[DATASET EXCERPTS — start]

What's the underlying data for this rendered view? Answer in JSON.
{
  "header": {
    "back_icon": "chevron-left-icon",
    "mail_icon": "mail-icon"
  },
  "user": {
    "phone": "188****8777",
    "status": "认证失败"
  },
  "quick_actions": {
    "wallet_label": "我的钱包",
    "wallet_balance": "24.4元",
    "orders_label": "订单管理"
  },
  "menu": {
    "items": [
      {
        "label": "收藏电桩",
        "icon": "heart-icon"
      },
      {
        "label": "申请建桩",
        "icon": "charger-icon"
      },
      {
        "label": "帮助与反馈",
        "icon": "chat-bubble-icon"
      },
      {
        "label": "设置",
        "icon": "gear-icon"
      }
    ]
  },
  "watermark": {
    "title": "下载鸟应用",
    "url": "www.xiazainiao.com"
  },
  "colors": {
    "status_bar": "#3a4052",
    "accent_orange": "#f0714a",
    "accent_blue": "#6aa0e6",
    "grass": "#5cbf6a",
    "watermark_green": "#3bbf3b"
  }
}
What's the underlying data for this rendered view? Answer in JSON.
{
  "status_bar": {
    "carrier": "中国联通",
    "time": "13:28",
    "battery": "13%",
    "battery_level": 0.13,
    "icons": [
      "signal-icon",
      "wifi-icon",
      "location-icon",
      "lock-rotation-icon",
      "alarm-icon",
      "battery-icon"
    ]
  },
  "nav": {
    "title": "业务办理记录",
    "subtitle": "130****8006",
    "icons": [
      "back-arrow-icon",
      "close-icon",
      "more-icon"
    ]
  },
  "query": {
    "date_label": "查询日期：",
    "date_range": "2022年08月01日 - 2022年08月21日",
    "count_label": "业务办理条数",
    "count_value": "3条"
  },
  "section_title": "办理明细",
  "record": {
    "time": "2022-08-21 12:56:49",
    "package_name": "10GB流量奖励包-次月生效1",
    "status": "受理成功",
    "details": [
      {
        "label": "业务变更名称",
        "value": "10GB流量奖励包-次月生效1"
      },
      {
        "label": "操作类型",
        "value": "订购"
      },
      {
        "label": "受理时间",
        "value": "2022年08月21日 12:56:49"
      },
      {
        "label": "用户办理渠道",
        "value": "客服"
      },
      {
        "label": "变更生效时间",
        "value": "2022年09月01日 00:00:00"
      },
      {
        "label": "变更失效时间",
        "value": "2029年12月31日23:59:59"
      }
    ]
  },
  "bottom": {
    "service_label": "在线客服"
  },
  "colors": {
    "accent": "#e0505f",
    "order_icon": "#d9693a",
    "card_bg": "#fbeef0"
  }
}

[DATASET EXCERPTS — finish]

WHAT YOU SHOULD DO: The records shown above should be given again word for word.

RESPONSE BELOW:
What's the underlying data for this rendered view? Answer in JSON.
{
  "header": {
    "back_icon": "chevron-left-icon",
    "mail_icon": "mail-icon"
  },
  "user": {
    "phone": "188****8777",
    "status": "认证失败"
  },
  "quick_actions": {
    "wallet_label": "我的钱包",
    "wallet_balance": "24.4元",
    "orders_label": "订单管理"
  },
  "menu": {
    "items": [
      {
        "label": "收藏电桩",
        "icon": "heart-icon"
      },
      {
        "label": "申请建桩",
        "icon": "charger-icon"
      },
      {
        "label": "帮助与反馈",
        "icon": "chat-bubble-icon"
      },
      {
        "label": "设置",
        "icon": "gear-icon"
      }
    ]
  },
  "watermark": {
    "title": "下载鸟应用",
    "url": "www.xiazainiao.com"
  },
  "colors": {
    "status_bar": "#3a4052",
    "accent_orange": "#f0714a",
    "accent_blue": "#6aa0e6",
    "grass": "#5cbf6a",
    "watermark_green": "#3bbf3b"
  }
}
What's the underlying data for this rendered view? Answer in JSON.
{
  "status_bar": {
    "carrier": "中国联通",
    "time": "13:28",
    "battery": "13%",
    "battery_level": 0.13,
    "icons": [
      "signal-icon",
      "wifi-icon",
      "location-icon",
      "lock-rotation-icon",
      "alarm-icon",
      "battery-icon"
    ]
  },
  "nav": {
    "title": "业务办理记录",
    "subtitle": "130****8006",
    "icons": [
      "back-arrow-icon",
      "close-icon",
      "more-icon"
    ]
  },
  "query": {
    "date_label": "查询日期：",
    "date_range": "2022年08月01日 - 2022年08月21日",
    "count_label": "业务办理条数",
    "count_value": "3条"
  },
  "section_title": "办理明细",
  "record": {
    "time": "2022-08-21 12:56:49",
    "package_name": "10GB流量奖励包-次月生效1",
    "status": "受理成功",
    "details": [
      {
        "label": "业务变更名称",
        "value": "10GB流量奖励包-次月生效1"
      },
      {
        "label": "操作类型",
        "value": "订购"
      },
      {
        "label": "受理时间",
        "value": "2022年08月21日 12:56:49"
      },
      {
        "label": "用户办理渠道",
        "value": "客服"
      },
      {
        "label": "变更生效时间",
        "value": "2022年09月01日 00:00:00"
      },
      {
        "label": "变更失效时间",
        "value": "2029年12月31日23:59:59"
      }
    ]
  },
  "bottom": {
    "service_label": "在线客服"
  },
  "colors": {
    "accent": "#e0505f",
    "order_icon": "#d9693a",
    "card_bg": "#fbeef0"
  }
}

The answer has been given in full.